*Work instruction*:
Find the word "query" in the listing below. Copy every line that has it.

BEGIN Record set

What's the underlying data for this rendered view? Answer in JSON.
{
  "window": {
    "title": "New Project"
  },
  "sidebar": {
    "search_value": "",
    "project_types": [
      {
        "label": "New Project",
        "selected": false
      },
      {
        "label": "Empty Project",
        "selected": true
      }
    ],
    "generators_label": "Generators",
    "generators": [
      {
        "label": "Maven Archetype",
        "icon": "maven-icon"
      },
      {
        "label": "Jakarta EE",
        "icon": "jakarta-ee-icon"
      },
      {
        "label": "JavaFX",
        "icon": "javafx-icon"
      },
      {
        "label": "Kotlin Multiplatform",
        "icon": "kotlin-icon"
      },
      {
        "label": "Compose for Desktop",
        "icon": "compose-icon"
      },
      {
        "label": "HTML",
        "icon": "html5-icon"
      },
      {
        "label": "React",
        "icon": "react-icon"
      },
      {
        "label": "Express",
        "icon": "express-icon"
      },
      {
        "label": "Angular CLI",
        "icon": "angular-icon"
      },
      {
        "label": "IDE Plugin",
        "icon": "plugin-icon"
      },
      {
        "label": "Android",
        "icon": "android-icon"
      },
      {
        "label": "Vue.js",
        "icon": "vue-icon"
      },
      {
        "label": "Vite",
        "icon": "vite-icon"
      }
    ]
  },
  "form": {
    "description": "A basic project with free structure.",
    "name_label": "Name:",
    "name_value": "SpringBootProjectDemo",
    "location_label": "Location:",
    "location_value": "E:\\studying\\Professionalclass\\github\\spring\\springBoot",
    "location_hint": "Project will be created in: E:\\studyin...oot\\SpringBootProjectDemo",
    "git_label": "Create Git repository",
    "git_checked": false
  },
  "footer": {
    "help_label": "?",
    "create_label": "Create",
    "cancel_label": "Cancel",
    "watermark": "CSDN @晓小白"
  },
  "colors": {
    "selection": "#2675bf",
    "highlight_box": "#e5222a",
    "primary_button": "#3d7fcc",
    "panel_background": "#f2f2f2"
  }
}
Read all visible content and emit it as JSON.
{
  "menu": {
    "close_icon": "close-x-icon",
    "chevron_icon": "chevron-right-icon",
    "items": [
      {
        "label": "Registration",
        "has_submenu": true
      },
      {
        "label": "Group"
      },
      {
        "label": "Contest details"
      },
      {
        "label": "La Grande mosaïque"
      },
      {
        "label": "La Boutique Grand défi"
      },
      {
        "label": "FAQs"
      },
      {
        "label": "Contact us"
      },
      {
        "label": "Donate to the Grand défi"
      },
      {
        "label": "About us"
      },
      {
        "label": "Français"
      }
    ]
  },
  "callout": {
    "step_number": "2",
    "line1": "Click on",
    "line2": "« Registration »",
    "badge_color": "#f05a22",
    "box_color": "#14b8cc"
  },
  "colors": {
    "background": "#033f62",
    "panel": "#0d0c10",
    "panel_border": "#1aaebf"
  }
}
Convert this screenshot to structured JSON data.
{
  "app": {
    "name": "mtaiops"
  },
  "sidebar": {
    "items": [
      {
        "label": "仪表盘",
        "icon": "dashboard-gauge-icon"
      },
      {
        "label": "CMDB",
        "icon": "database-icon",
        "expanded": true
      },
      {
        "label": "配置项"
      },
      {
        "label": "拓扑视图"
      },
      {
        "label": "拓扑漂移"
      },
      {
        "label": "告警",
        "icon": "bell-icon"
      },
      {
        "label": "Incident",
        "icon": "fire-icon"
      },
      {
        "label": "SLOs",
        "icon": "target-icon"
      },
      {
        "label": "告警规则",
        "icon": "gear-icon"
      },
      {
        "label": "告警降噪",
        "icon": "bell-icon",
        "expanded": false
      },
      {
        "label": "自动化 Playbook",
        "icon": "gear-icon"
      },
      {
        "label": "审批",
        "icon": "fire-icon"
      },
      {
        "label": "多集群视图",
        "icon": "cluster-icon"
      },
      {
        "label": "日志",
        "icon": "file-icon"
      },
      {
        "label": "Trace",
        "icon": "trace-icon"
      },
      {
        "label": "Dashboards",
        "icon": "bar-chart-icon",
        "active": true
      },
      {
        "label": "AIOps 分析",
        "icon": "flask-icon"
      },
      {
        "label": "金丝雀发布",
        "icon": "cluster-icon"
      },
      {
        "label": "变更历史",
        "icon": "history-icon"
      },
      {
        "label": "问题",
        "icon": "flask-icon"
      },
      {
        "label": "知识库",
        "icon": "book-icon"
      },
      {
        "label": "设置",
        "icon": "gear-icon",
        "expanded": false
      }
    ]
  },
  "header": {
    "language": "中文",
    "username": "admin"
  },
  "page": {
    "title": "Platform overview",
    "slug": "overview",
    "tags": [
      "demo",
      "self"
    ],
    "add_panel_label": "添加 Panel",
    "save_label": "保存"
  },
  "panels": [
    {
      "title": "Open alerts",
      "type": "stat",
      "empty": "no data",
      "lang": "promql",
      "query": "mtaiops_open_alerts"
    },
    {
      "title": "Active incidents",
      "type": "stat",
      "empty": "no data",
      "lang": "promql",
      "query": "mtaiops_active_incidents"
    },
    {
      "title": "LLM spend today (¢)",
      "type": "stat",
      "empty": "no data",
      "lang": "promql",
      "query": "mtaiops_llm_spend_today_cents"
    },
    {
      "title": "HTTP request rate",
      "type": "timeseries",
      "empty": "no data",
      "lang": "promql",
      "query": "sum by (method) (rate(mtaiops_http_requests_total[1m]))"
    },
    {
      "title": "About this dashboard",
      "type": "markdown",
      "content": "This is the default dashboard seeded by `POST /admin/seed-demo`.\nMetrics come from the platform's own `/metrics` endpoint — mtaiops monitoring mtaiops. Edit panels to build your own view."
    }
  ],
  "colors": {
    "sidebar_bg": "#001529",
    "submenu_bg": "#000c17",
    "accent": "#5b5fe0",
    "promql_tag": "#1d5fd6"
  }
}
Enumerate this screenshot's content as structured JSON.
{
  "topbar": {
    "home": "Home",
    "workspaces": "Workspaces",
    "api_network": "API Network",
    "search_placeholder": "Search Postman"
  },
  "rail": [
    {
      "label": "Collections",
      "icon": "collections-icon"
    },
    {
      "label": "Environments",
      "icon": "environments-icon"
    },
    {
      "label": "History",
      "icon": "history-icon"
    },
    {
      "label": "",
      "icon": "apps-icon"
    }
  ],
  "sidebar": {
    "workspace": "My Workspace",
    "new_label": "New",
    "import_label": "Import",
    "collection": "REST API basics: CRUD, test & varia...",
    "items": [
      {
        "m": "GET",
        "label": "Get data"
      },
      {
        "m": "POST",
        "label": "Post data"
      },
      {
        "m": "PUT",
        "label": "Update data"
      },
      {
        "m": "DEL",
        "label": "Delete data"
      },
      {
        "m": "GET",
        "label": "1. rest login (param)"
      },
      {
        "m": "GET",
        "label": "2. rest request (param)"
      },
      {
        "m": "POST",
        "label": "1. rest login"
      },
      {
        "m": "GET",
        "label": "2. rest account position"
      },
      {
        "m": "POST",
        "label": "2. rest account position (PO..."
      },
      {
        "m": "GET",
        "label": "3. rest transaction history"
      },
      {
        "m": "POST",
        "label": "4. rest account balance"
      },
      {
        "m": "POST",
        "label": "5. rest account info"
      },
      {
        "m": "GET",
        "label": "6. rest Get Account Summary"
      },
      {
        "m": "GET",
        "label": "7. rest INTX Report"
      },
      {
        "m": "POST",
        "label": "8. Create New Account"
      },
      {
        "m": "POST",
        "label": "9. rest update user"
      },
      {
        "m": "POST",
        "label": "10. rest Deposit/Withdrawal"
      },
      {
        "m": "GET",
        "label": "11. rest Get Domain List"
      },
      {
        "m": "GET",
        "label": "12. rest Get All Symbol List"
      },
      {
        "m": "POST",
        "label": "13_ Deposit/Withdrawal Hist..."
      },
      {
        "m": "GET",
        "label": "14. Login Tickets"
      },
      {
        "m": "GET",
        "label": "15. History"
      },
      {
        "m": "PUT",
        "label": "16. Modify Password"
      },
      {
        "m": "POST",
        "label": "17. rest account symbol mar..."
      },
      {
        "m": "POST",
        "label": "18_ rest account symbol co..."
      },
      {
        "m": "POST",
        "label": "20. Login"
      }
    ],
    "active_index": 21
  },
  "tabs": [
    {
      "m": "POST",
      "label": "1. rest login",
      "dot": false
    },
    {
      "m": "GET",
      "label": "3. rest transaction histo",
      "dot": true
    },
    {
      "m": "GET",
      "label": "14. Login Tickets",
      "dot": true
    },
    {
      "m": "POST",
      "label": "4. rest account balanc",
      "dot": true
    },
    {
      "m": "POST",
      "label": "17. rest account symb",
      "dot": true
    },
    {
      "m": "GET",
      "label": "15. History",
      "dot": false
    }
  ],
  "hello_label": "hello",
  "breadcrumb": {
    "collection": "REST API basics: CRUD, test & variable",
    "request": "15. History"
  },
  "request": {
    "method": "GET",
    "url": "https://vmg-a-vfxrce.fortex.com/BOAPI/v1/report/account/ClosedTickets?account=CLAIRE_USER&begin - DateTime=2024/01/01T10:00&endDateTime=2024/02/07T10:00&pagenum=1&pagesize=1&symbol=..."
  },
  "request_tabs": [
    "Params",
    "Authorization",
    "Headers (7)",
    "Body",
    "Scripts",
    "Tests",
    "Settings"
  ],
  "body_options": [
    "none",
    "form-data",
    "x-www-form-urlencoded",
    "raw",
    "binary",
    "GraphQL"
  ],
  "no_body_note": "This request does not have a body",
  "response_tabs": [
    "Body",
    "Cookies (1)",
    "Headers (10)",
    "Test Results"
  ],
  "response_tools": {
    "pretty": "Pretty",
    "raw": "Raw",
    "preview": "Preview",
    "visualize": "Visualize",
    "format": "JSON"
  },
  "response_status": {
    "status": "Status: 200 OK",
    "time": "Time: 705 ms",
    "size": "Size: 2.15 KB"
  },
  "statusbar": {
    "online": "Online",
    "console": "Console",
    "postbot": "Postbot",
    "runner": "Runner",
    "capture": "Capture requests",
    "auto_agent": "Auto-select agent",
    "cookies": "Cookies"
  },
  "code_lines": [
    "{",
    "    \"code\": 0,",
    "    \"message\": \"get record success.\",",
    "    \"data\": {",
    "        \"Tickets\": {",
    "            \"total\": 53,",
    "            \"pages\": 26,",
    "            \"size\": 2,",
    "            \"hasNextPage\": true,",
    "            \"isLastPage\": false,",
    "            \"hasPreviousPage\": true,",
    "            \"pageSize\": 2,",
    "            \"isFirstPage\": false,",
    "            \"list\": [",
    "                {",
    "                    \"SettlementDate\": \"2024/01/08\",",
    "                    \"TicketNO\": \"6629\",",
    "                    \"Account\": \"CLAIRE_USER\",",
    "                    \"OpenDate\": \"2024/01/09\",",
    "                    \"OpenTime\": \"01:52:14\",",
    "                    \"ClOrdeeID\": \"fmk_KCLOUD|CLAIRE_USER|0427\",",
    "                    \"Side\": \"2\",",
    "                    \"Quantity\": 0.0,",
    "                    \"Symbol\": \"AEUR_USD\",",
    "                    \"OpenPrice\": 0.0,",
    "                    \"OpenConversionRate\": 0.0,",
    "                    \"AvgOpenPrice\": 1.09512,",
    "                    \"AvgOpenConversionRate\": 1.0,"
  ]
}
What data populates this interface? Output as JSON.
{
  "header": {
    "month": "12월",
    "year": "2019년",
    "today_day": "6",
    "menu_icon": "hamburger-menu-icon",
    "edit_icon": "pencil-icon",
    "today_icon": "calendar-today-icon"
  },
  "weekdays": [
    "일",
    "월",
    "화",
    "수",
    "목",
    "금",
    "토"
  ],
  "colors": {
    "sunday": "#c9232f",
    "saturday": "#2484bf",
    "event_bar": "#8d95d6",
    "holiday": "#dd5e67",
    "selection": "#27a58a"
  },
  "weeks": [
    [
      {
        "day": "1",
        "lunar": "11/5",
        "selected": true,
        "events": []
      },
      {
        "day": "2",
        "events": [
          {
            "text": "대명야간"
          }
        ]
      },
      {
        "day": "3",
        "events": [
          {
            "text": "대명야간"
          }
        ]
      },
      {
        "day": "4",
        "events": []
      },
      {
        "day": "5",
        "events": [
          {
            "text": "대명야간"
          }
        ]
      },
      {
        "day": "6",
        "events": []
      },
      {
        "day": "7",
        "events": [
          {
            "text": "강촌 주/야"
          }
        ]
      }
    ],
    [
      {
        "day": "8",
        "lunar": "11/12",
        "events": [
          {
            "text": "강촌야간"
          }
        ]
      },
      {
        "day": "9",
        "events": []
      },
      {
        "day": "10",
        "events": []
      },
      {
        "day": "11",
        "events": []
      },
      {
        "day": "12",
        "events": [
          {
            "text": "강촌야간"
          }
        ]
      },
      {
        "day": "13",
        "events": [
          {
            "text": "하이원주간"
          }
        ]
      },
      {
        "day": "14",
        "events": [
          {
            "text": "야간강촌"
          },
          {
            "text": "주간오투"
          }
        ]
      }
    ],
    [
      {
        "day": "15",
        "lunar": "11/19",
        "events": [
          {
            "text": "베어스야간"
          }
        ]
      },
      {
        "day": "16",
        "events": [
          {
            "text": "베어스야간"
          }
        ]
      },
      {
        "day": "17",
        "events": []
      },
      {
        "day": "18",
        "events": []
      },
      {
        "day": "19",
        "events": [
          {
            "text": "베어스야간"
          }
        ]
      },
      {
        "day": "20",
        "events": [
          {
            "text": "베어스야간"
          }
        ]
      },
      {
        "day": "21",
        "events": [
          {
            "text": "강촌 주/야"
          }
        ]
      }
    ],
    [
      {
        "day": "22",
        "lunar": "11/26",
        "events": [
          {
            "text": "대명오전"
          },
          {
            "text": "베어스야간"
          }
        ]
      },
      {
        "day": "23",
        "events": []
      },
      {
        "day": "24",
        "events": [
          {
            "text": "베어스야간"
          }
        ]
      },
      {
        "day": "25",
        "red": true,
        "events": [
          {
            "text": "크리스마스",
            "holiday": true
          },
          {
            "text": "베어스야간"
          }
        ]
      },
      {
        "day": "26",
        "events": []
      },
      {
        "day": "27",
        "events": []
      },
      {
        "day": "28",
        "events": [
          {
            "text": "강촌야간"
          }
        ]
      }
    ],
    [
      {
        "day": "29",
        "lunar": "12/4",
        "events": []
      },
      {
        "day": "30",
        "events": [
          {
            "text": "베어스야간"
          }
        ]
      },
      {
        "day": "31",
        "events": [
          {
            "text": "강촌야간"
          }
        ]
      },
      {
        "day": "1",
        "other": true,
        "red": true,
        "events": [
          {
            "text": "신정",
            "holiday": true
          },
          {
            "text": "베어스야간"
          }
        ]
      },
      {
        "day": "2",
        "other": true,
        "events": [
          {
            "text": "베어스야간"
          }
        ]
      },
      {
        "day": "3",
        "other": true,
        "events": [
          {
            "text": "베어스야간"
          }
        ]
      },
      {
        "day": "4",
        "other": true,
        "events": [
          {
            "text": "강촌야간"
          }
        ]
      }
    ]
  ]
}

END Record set

*Completed exercise*:
      "query": "mtaiops_open_alerts"
      "query": "mtaiops_active_incidents"
      "query": "mtaiops_llm_spend_today_cents"
      "query": "sum by (method) (rate(mtaiops_http_requests_total[1m]))"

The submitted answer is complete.